Who's version of "Changes" is cooler:




Please note the following changes to the Consumer Behavior schedule for the next few weeks:

(W) March 28:  Start Beckham

(M) April 2: Finish movie and discuss
(W) April 4:  Case 2

(M) April 9: Individual and family decision making wikis (chapters 8 & 11)
(W) April 11:  Watch Babies

(M) April 16: Finish any decision making wikis. Consumers & culture wikis (chapter 15)


Regarding changes to the grading policy of this class, you have 2 options:

1)  No change from the syllabus -- submit all assignments, and have your grade taken as a percentage of points out of a possible 250.

2)  Drop your lowest grade (book review or case study), and have your final grade taken as a percentage of points out of a possible 230.

Friday, March 23, 2012

Case 2, Q 1

 Hi everyone,

Sorry it's been so long since I've posted anything!

Here's the first (take-home) question for Case 2.  I strongly advise you to familiarize yourselves with the information from the Solomon book before we watch the movie next week -- it'll really help you know what to look for / take notes on when we're watching it.

Please let me know if you need more explanation to help you answer it.

Good luck, and have fun!

In Bend it Like Beckham, Jess is shown being a member of two subcultures -- Indian Britons and female soccer players.    
*Using substantial information from your textbook to support your answer*, identify and discuss defining elements of these subcultures  (e.g., diet, religion, clothing/fashion, romance, family structure, career/education expectations, leisure activities, household d├ęcor, etc.). 
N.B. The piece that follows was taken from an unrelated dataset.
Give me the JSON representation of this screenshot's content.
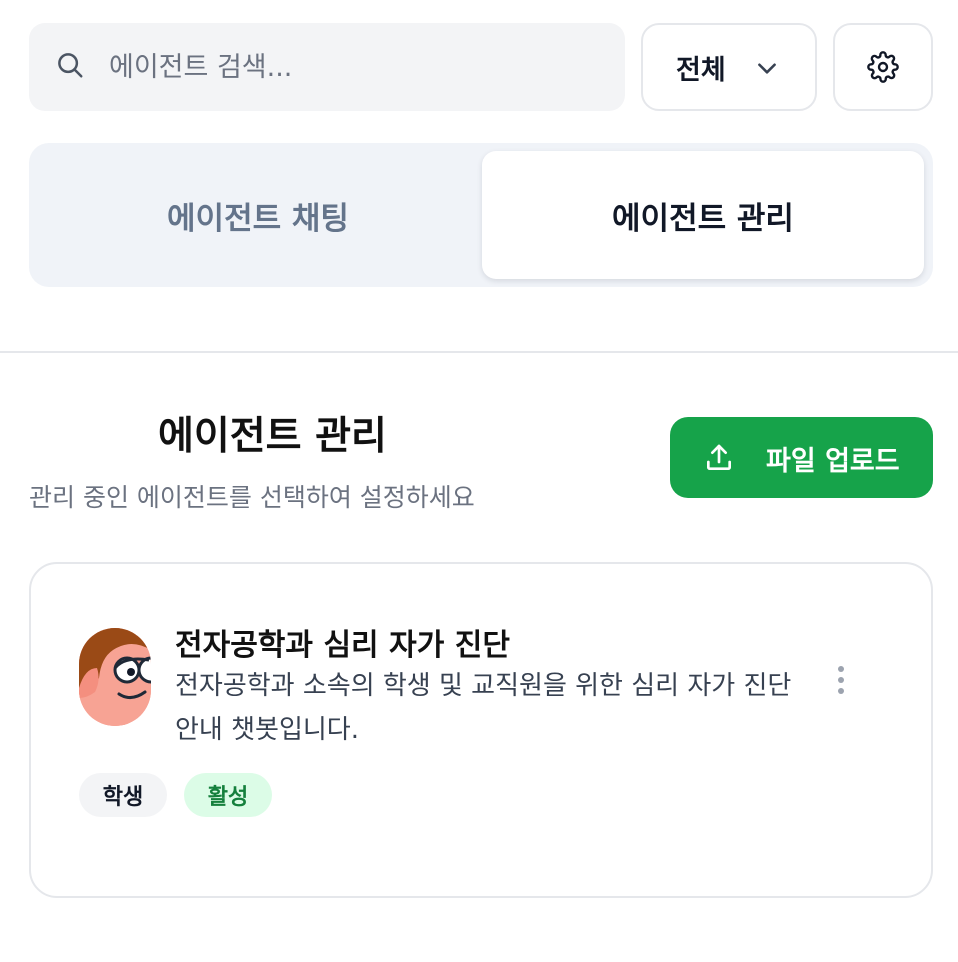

Then, *using substantial information from your textbook to support your answer*, discuss how the members of these subcultures (not just Jess) use consumption to help create identities for themselves and express their personalities and lifestyle preferences.

Finally, please note whether you think these portrayals are stereotypes, and justify your opinion, *using substantial information from your textbook to support your answer*.

Saturday, March 3, 2012

The good ol' days

I first came across this cola ad (actually, a parody of '50s advertising created by The City Desk) while taking a stroll through a feature called "Ads We Will Never See Again."  Even though it's really well done, the ad immediately set off my, uh, "satire detector"  because it's just a little too over the top.

Other ads in the series are real, however.  I actually own have a larger version of this PEP ad: 

It was a gift, naturally, from my first husband.  You can stop by my office and see it for yourselves, if you'd like!

Back to selling sugar to kids, this one is real, from 1971...

... as is this one, a shout-out to Bozemanites if there ever was one!

Image sources:
Photos 1, 2 & 4 from
Photo 3 from